Most of the 9,000 people who “Like” the Facebook page of Metro’s largest charity are not real.
The Metro Foundation for Community Trust conducted a research project last month on their 9,000 “Likes” only to find that most of them were made by mistake, involve imaginary or dead people or are criminals or animals. They could only find 17 “Likes” who were from actual donors.
“We’re a bit disappointed to say the least,” said Foundation CEO Hairdoo Snidely. “We spent almost a year and more than $50,000 trying to improve the number of Likes at our Facebook page only to find that many of them are elves from the World of Warcraft.”
The Foundation launched a new social media campaign a year ago. Based on a consultant’s report, the Foundation devoted extra resources, time and money to make Facebook a priority. Most other forms of communications were shut down or ignored. The research project was the final stage of the first year of the program and was expected to show tremendous progress. Instead, Snidely says a review of their “Likes” found that most people going to their Facebook page weren’t the people they were going after.
“We found that 47 of our ‘Likes’ were in fact cats and 30 were cute puppies. And there was one pot-bellied pig and one budgie. They were all so cute. Some of them had the most amazing videos. It was wonderful to watch them. But none of them will ever be donors. Ever,” she said.

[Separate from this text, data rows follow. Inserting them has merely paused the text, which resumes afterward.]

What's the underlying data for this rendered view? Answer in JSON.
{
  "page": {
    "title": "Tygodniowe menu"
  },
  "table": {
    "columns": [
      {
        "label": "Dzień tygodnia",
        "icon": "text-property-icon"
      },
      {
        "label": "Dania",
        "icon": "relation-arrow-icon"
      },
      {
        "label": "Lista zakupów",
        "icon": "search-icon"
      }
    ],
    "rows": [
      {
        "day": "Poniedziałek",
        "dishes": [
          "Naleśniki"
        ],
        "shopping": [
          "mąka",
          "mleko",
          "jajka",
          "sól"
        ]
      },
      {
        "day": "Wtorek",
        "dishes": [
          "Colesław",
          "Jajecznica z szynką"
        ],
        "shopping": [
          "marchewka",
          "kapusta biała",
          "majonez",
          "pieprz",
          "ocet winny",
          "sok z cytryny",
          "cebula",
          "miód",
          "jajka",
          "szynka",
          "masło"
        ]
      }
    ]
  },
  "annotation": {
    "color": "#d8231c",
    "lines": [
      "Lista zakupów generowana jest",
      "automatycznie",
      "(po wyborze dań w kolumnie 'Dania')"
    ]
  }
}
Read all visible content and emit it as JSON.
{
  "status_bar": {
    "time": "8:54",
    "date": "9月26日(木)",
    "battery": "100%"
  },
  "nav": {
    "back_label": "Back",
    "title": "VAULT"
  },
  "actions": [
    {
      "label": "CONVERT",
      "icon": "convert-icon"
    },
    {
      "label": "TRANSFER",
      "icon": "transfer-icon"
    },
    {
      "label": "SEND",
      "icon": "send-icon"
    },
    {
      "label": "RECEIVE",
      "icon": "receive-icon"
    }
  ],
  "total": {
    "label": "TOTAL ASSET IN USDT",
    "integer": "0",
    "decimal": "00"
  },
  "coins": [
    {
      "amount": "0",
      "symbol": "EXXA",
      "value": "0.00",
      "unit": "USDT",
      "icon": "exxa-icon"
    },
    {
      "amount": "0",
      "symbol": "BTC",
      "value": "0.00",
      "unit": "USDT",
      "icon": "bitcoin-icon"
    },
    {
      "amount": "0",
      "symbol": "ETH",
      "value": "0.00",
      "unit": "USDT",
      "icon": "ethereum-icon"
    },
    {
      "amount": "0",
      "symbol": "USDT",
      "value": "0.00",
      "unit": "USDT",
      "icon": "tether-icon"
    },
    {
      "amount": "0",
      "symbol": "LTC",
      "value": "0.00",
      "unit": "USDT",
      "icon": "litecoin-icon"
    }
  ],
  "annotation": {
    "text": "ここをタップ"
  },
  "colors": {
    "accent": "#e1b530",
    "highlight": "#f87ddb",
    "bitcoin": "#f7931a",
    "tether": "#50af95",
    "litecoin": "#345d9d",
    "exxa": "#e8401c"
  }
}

The Foundation found that many of their donors who did “Like” them on Facebook had died but still had their social media pages up and running. Others were novices who had created a second or third Facebook profile of themselves by mistake and kept hitting the “Like” button. Foundation staff also failed to notice that many of the posts to the Facebook page were in other languages than English.
“We didn’t understand the references to the Bollywood film star. It turns our campaign chair shares the same last name as this Indian actor. We just thought the requests for autographed pictures and locks of hair were normal during a capital campaign,” said Snidely.
Snidely said they didn’t find out until after the research study was completed that an international forgery ring was using the chat functions of their Facebook page to communicate in code about credit card scams in Europe and Asia. It also turned out that several of their Facebook “Likes” were members of the infamous Cannelloni mob family and others were former members of the KKK.
The Foundation plans to re-start their Facebook page next month. It will delete the 8,983 fake “Likes” and will begin a new campaign to attract new Facebook fans.
Word about the Foundation’s plans have already leaked out to social media circles. Snidely says that as many as 200 real “Likes” have stepped forward to connect with them on Facebook.
“We want to thank these new, real people for liking us on Facebook,” said Snidely. “I know that with the help of new fans like Fluffy the Cat and Pee-in Pants we will able to forge a new, solid social media machine that will be the envy of all other charities in Metro.”
“This has been a real eye-opening experience. We’ve learned a lot about social media through this process. We still can’t figure out where we went wrong on Facebook,” said Snidely.
“Thank God our 150,000 followers on Twitter are still solid,” she added.